Look for "messages" in the records and copy every line that has it.

DATA FOR THIS EXERCISE —
BEGIN

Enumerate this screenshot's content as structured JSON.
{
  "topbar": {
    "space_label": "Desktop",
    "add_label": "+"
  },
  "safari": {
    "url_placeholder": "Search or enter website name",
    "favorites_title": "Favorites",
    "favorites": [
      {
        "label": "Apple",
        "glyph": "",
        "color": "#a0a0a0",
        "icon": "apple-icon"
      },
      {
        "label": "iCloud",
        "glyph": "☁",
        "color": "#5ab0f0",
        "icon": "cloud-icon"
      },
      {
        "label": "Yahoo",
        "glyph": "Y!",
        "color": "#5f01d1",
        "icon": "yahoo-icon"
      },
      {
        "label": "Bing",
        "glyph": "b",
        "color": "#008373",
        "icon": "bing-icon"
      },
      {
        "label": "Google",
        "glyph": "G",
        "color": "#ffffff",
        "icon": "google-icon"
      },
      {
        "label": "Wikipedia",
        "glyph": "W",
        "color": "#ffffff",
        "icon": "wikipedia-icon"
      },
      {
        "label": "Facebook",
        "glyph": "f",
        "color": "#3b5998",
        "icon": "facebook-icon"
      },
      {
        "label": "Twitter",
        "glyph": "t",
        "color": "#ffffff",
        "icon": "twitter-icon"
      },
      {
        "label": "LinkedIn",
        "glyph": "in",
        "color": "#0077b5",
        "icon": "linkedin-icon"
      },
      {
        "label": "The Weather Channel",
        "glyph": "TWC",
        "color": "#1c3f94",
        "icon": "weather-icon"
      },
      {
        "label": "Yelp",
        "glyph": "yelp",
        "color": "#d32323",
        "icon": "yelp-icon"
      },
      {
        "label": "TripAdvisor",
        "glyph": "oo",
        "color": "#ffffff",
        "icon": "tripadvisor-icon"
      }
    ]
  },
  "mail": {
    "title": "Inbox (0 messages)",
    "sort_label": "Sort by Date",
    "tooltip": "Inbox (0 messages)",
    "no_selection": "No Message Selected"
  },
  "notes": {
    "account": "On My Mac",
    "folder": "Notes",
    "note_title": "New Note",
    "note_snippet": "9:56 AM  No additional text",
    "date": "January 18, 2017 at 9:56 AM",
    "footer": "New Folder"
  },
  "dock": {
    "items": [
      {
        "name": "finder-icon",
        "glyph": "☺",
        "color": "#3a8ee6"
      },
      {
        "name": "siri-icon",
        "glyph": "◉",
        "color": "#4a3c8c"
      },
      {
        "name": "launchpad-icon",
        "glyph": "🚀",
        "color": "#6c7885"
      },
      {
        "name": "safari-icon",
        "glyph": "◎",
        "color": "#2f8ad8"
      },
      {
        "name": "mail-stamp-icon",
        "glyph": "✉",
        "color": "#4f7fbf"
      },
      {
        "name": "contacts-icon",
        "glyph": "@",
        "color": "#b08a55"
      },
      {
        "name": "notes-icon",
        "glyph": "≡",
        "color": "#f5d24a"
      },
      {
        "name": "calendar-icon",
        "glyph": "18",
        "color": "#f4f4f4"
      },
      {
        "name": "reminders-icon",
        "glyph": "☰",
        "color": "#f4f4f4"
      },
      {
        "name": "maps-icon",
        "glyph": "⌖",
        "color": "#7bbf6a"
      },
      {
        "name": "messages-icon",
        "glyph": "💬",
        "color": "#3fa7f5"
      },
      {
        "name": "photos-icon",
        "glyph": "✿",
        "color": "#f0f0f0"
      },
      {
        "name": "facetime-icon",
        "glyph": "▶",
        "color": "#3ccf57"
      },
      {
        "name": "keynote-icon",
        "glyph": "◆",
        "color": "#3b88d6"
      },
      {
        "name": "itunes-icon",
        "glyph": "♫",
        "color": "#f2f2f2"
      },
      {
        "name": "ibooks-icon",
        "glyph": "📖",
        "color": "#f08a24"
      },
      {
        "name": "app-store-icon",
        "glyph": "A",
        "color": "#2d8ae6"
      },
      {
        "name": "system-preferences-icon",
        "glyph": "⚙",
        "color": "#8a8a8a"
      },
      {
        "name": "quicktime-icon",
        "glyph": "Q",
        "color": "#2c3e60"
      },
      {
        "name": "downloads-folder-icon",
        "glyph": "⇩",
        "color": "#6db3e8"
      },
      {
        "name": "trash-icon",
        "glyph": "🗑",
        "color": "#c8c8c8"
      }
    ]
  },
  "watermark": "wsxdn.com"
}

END
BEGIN

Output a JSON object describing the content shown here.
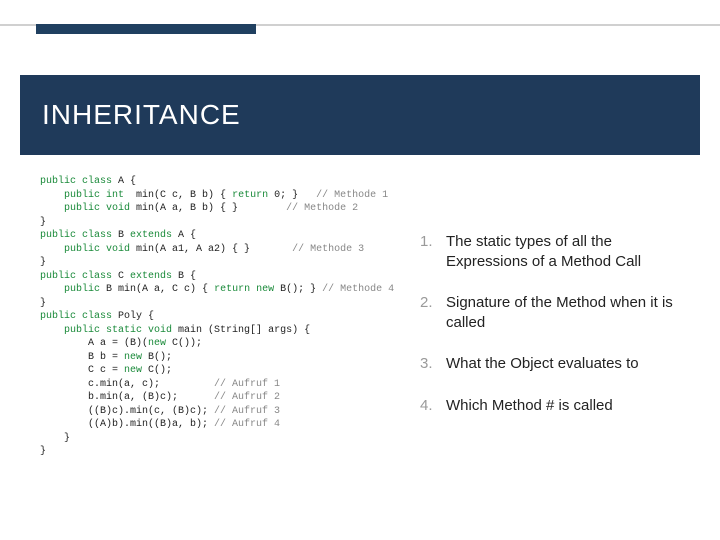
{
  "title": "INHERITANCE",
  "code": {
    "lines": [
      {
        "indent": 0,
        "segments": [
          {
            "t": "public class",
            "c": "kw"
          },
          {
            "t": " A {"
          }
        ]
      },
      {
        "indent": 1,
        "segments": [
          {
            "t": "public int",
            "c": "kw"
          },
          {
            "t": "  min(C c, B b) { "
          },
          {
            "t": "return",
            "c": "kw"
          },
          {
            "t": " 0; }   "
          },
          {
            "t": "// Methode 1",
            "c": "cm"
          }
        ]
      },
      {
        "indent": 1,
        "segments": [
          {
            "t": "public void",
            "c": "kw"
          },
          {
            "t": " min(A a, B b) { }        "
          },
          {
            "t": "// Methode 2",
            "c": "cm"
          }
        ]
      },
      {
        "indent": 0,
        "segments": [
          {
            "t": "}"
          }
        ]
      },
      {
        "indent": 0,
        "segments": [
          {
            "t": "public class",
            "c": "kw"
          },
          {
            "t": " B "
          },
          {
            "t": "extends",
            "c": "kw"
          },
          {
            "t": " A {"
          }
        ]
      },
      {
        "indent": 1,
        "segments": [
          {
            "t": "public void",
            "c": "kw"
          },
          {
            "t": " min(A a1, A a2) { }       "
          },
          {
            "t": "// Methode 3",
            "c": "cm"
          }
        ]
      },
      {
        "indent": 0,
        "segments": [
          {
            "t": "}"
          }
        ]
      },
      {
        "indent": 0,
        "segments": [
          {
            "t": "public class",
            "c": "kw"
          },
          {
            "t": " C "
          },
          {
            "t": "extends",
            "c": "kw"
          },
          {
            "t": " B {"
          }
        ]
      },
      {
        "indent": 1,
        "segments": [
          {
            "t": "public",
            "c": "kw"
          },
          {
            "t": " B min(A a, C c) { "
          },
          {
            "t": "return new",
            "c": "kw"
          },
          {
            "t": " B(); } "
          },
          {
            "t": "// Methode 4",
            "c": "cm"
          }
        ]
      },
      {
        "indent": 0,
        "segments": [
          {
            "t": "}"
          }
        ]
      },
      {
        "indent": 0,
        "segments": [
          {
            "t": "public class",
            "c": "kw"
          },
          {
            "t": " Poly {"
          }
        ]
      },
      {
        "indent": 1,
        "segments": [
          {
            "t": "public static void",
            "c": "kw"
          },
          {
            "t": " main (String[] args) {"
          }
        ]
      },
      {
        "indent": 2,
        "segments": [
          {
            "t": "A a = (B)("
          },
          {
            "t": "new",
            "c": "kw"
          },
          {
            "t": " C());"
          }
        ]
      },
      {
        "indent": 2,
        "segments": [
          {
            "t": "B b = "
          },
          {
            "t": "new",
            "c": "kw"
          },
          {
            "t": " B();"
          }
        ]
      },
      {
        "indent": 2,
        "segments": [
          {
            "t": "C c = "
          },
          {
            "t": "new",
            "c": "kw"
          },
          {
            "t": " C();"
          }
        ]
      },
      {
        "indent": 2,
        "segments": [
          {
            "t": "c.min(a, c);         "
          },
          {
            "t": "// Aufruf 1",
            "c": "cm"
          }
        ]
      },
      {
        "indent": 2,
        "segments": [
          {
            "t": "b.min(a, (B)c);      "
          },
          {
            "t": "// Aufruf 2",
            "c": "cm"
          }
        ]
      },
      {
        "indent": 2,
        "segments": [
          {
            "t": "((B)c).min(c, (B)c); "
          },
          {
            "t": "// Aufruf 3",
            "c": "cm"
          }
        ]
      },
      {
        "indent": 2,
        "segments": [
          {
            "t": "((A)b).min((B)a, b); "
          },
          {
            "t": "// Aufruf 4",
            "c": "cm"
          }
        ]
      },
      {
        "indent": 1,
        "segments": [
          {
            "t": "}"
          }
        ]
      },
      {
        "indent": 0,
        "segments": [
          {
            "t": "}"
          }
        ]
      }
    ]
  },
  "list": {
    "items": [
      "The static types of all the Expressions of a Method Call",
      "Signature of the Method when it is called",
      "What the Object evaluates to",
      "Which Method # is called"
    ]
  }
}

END
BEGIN

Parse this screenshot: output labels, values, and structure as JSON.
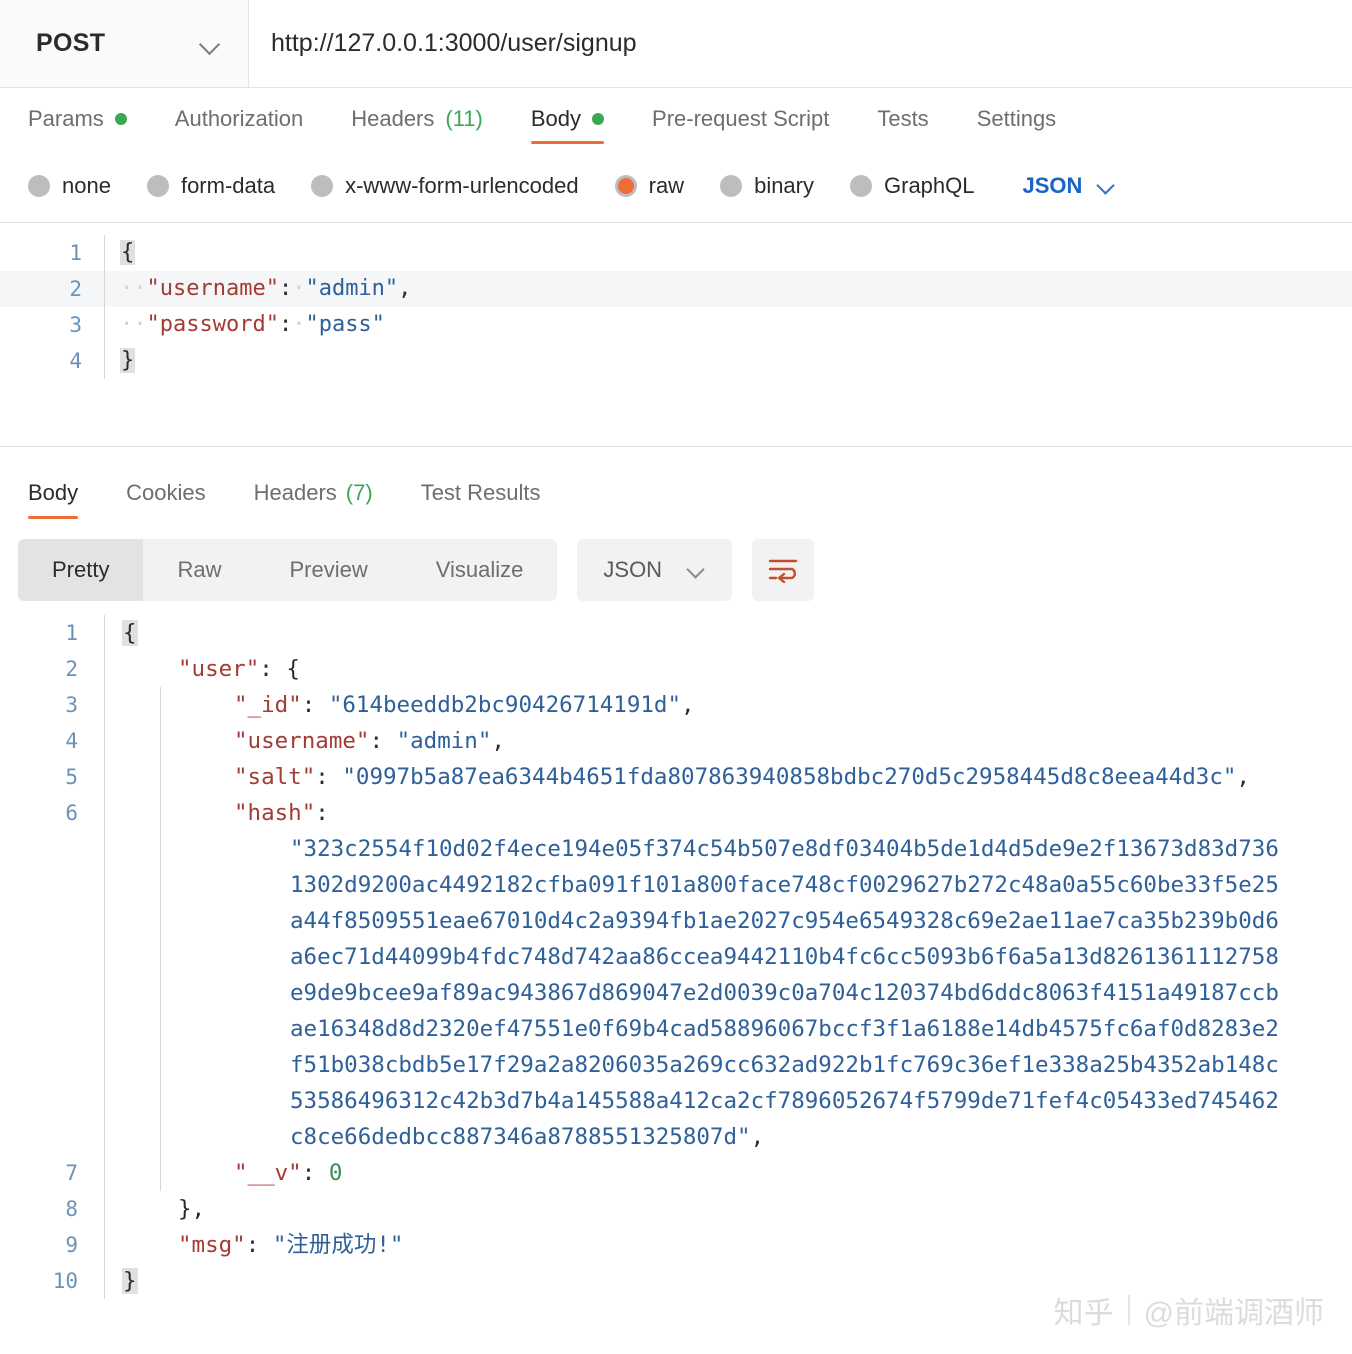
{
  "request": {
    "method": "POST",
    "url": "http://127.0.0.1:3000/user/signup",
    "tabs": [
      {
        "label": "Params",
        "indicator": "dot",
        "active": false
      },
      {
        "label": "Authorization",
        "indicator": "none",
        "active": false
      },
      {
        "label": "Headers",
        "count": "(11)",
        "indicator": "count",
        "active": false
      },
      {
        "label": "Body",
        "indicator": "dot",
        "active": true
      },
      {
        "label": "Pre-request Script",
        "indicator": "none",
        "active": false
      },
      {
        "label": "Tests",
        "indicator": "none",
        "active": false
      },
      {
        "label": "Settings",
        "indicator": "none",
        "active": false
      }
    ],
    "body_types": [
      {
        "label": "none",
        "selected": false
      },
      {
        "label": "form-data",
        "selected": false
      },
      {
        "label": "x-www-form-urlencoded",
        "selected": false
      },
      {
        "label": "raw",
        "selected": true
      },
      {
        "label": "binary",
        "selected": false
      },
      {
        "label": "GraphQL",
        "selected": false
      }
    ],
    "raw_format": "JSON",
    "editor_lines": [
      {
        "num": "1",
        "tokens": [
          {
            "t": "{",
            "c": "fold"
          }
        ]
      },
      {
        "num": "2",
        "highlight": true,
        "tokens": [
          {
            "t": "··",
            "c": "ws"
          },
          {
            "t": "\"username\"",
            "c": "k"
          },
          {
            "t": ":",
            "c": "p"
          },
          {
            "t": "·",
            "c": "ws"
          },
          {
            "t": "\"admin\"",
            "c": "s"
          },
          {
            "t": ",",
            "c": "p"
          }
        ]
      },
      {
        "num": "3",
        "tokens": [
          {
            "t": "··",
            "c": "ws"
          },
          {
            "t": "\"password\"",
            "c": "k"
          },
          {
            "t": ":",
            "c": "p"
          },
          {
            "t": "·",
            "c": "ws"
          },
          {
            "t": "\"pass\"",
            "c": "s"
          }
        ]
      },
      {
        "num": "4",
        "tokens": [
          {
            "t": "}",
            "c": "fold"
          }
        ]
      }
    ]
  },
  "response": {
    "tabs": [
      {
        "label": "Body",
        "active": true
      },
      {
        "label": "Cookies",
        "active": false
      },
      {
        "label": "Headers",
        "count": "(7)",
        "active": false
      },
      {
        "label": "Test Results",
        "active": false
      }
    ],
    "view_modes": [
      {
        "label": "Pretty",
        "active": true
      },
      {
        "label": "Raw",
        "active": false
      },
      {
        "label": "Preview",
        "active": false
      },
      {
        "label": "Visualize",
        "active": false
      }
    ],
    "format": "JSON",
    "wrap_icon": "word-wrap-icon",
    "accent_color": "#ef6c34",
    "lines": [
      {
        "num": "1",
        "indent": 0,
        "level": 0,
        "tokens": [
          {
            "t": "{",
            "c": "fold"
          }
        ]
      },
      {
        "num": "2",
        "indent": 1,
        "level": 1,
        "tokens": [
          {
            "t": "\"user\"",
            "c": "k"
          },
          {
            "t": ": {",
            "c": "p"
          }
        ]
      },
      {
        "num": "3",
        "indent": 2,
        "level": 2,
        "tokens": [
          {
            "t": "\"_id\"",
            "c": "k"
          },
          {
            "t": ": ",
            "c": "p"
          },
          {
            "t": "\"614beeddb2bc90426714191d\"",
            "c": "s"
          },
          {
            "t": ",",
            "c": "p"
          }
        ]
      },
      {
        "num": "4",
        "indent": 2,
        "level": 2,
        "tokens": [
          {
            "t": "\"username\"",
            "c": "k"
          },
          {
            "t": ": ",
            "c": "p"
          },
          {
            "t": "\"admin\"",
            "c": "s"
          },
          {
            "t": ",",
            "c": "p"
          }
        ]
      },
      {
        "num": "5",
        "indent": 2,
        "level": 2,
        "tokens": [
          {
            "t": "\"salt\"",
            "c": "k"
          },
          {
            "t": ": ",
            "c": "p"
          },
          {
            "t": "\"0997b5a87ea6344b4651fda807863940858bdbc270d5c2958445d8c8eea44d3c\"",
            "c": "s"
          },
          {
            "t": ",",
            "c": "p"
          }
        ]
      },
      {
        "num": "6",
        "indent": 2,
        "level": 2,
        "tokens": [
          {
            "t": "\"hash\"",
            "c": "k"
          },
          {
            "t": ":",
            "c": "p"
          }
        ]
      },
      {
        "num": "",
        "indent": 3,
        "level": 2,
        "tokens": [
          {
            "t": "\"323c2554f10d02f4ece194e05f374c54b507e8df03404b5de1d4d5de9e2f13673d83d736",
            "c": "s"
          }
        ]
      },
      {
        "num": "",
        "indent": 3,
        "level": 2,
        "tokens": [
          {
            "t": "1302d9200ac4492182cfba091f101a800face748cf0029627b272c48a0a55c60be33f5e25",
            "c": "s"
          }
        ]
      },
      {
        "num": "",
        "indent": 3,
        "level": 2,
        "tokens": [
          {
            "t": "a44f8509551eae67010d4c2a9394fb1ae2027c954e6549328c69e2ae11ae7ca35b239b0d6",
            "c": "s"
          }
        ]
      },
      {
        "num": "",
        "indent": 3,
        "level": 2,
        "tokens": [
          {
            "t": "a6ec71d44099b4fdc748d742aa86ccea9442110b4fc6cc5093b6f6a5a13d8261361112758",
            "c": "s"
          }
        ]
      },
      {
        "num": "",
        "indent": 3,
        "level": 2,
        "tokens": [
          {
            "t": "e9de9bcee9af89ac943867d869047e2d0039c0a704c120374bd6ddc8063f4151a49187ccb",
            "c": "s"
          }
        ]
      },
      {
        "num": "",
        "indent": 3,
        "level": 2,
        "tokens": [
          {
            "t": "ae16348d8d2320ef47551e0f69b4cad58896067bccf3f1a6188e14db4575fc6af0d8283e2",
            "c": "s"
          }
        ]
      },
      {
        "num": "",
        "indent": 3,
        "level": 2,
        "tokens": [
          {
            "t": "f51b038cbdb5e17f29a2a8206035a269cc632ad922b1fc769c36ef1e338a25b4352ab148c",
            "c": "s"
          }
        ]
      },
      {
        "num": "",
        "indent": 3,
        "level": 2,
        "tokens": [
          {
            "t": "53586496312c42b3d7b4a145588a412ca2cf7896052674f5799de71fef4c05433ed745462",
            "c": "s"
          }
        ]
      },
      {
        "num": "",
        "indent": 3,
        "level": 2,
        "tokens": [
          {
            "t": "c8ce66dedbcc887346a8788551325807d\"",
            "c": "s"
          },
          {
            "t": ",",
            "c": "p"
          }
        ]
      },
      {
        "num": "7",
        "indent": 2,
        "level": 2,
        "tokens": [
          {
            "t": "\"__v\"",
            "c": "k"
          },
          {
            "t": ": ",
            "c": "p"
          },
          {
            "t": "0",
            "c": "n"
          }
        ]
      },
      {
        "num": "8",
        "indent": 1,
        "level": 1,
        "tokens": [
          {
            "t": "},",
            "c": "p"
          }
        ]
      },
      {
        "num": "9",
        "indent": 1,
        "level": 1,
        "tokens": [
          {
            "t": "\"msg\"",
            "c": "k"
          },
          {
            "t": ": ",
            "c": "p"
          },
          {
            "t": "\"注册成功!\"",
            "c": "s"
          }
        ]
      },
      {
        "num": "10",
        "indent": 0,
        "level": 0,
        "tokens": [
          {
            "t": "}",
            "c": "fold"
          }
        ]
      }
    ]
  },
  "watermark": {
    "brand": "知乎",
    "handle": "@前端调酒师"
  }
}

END

RESPONSE AREA —
    "title": "Inbox (0 messages)",
    "tooltip": "Inbox (0 messages)",
        "name": "messages-icon",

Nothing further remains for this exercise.